This Selected Issues paper investigates state-owned financial institutions’ (SOFIs) performance in developing economies. It focuses on Sub-Saharan Africa, zooming in on the Togolese experience with SOFIs and privatization, at a time when the Togolese government has decided to further disengage from the financial sector. Typically set up with a public interest and financial inclusion mandate, SOFIs tend to weaken financial stability and fiscal discipline in developing economies, especially if they are not typically regulated and supervised on the same basis as other banks. Togo’s and cross-country experiences suggest that performance improves more after privatization when the government fully relinquishes control, when banks are privatized to strategic investors rather than through share issues, and when bidding is open to all, including foreign banks. The success of privatization also hinges on the business environment for competition, governance, and entry, on banks’ valuation and how policy concerns are dealt with, as well as on owner’s prudential review quality.
Mr. Robert P Flood
Forty years ago, Marcus Fleming and Robert Mundell developed independent models of macroeconomic policy in open economies.
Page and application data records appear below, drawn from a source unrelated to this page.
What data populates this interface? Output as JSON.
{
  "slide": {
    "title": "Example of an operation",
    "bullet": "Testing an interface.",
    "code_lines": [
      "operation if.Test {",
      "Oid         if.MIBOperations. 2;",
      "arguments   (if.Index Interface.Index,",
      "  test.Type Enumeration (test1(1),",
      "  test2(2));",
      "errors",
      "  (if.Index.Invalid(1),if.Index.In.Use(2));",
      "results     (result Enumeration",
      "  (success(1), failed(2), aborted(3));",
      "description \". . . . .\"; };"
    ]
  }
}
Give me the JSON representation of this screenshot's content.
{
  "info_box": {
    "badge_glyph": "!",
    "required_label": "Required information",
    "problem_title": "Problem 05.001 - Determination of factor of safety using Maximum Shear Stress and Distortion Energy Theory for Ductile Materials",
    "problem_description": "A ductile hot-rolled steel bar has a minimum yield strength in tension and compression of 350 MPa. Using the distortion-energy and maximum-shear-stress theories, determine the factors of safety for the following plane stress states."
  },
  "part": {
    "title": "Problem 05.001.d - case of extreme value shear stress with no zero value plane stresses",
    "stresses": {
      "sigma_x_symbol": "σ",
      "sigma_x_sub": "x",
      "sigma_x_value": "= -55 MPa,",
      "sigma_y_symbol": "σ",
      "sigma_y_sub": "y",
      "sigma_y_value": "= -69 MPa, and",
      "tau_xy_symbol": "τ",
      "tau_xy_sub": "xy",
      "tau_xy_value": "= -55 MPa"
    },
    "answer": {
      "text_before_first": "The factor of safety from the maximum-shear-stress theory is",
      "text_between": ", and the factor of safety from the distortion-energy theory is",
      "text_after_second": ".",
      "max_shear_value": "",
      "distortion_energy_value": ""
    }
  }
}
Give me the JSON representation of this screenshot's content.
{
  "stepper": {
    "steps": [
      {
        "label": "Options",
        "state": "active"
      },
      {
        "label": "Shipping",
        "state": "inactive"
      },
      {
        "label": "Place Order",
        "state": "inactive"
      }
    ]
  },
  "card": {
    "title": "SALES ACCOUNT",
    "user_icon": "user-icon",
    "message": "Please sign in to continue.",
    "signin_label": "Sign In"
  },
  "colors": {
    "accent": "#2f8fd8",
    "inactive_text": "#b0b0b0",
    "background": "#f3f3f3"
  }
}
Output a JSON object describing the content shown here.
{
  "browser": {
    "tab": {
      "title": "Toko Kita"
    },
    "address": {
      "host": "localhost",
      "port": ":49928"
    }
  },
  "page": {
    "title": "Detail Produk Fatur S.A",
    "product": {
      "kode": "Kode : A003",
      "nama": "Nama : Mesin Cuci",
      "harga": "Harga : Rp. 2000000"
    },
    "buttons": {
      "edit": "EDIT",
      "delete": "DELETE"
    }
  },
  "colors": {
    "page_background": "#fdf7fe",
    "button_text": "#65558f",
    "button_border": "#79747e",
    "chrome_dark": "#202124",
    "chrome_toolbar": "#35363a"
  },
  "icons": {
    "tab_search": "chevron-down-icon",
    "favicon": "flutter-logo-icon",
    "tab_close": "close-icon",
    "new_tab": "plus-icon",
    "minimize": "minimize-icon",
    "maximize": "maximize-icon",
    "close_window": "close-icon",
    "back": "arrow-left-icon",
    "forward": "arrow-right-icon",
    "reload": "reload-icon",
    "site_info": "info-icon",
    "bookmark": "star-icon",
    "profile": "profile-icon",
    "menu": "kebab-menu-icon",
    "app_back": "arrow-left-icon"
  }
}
Why do we link the two, and why do we call the result the Mundell-Fleming, rather than Fieming-Mundell model?